*** SOURCE INFORMATION ***
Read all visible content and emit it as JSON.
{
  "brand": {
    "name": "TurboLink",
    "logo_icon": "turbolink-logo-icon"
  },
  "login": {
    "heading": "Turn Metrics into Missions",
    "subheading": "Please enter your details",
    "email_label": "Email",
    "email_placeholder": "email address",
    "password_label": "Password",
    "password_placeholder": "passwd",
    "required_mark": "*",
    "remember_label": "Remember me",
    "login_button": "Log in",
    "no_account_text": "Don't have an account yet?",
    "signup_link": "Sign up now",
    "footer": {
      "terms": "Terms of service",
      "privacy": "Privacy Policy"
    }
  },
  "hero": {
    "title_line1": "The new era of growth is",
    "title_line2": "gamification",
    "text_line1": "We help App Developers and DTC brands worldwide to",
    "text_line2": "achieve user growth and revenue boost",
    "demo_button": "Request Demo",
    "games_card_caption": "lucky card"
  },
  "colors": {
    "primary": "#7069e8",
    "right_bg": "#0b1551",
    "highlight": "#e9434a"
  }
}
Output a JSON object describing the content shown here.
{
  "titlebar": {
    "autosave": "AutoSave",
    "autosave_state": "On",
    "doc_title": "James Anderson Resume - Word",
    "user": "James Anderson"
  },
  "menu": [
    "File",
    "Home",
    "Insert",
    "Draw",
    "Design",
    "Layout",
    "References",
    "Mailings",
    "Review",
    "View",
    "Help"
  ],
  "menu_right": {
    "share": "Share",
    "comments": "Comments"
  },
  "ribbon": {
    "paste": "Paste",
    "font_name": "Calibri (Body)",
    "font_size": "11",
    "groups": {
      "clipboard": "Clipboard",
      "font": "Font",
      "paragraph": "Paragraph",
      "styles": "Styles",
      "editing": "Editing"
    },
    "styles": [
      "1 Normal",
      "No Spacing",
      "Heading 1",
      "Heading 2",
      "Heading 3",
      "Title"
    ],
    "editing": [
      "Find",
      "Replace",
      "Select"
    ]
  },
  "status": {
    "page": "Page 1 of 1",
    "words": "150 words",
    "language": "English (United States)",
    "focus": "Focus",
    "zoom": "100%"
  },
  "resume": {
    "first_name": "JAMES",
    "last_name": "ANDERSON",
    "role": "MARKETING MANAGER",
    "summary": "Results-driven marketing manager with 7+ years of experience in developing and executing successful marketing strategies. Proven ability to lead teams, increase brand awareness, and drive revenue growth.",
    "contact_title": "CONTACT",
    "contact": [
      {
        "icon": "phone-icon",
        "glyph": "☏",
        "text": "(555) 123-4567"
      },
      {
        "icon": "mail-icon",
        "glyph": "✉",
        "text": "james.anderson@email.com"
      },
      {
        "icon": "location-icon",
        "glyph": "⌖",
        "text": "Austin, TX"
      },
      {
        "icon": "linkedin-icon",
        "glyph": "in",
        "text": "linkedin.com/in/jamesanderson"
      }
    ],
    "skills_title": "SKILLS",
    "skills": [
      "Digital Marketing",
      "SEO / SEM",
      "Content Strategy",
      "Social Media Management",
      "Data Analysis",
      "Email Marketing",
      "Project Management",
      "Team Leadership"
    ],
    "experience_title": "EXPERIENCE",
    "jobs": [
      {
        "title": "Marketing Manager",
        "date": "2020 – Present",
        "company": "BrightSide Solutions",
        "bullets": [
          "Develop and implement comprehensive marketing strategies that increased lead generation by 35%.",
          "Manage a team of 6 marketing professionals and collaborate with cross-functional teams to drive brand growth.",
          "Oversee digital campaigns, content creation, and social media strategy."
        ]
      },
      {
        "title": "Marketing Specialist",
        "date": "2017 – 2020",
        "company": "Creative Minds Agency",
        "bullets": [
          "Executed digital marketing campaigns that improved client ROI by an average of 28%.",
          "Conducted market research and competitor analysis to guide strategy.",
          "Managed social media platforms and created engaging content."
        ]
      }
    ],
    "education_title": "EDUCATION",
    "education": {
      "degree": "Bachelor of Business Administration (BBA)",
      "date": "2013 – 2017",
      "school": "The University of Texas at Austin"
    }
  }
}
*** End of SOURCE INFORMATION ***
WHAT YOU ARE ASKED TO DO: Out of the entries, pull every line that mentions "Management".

YOUR SOLUTION:
      "Social Media Management",
      "Project Management",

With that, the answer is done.